Of all the groups that came through Chung King, Wu Tang was by far the most entertaining. This was a year or so after their debut album, so each of them was in the process of recording his solo record. I think Meth went first, then ODB. Whether all of Wu Tang showed up, or just one of them, they never arrived without an entourage of less than fifteen people. And not just fifteen normal people, mind you. Fifteen crazy fucking gangster kids from Staten Island. ODB and his whole crew were just a fucking train wreck. His manager was Buddha Monk, a loud, fat, obnoxious, just-don't-give-a-fuck type kid from Brooklyn. He liked to eat. He liked to eat A LOT. He would order 5 pizzas for his whole crew, and when they arrived he would grab the first one and spit all over the pizza, so that nobody else would want a slice. Charming, really. They used to order chicken wings from Pluck U on Third street, then send their boys down to the lobby to rob the delivery man when he showed up. After the second time, Pluck U stopped delivering altogether. ODB was the craziest of all. He was usually drunk or dusted or both and was just totally fucking insane. He was fond of threatening producers and engineers and other rappers in the studio. One night he was recording a guest verse on LL Cool J's "I Shot Ya" Since he was crazy, and an egomaniac, he got all offended that LL hadn't show up for the session. He got really belligerent and insisted that the engineer erase LL's vocals entirely, so that he could record the whole song from scratch. The Producer, one of the Trackmasterz, tried to reason with him for about an hour. ODB just kept telling him he was gonnna kick his ass if he didn't erase the track. Eventually, the producer was like "fuck this noise, I'm outta here!" and walked. The engineer, fearing for his life, pretended to erase the tape and recorded ODB on a new track. ODB proceeded to rant incoherently for about 30 minutes. How I wish I would have saved that recording. Talk about priceless. It was like the angel dust-induced ghetto version of Jim Morrison's "American Prayer". After he was done, he ran out in to the lobby and started ripping LL's gold albums off the wall, throwing them to the ground, and spiting on them. The entire staff literally hid in the office with the door locked until his tantrum subsided and he left the building. This was a normal ODB evening.momg.
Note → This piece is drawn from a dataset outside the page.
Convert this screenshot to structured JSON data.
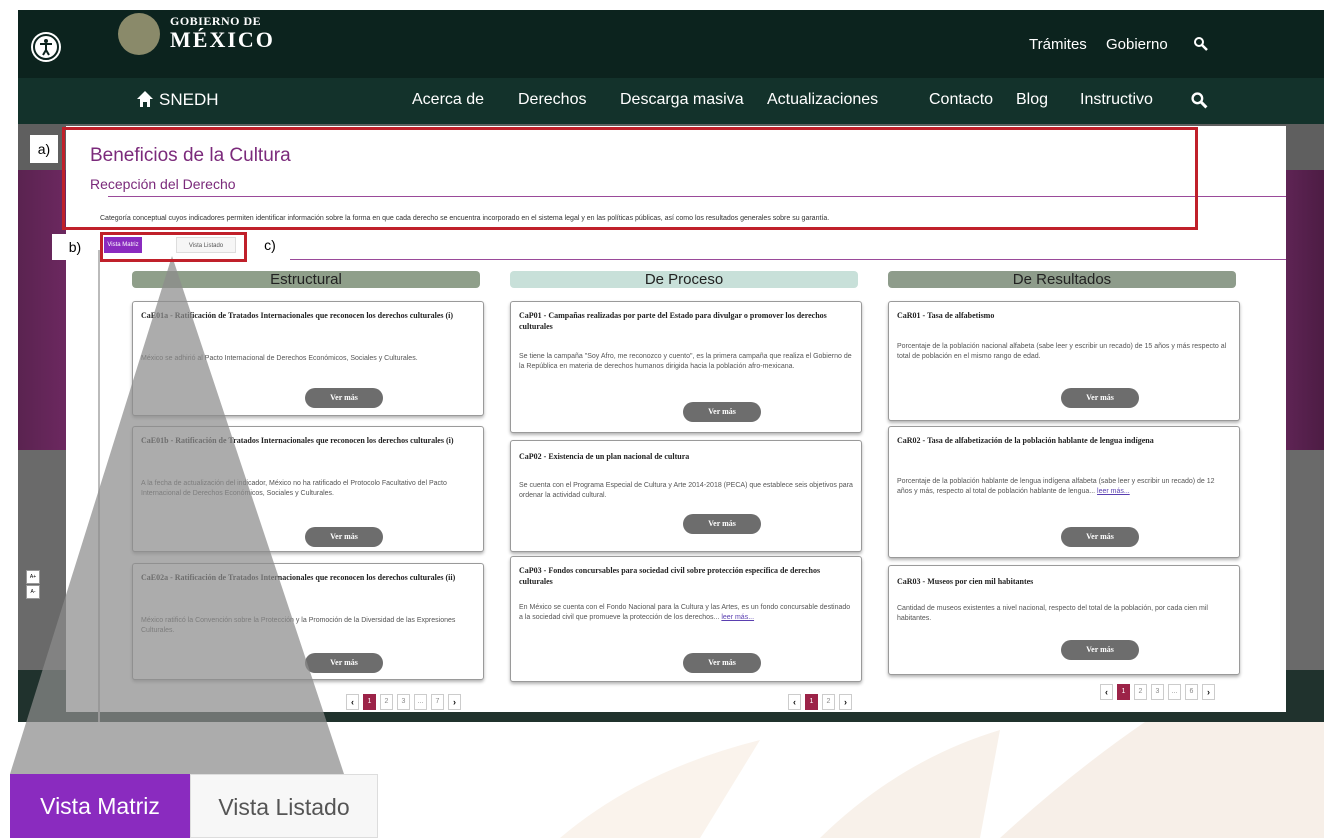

01-20-2010, 05:23 PM
I been knowin wu tang and white kids made hip hop what it is today.

01-21-2010, 10:23 AM
jus another person playin the blame game of how hip hop iz today.
SMH all ppl wont be satisfied. <<< TRUTH

01-21-2010, 10:43 AM
That's a good article but i disagree with him blaming Wu Tang Clan for changing rap music because of their style. Rap music shouldn't be only party music that you can play in the clubs. There's nothing wrong with rappers that are lyrically good and making you want to think and use better vocabulary. Can you imagine if 90's rap lyrical style still sounded like the lyrics from the 80's talking about the hip hop the hippity hip hip hop and you don't stop? Hahahahahahahahaha. Wave your hands in the air like you just don't care hahahahahahahaha. Yes there are some rappers and producers who sucked Wu Tang's dicks and tried to copy their style but Wu Tang brought a new level of emceeing to the rap game and i thank them for that. Now i have been disappointed with Wu Tang's group albums after their first one and i've been disappointed at several of their solo albums but not too many rappers can fuck with Wu Tang lyrically. Old Dirty Bastard was a retard and he was acting like a bitch threatening the recording engineer to erase LL's lyrics and having his crew rob a chicken delivery guy. I don't wish death on nobody but Old Dirty deserves to be in the cemetary.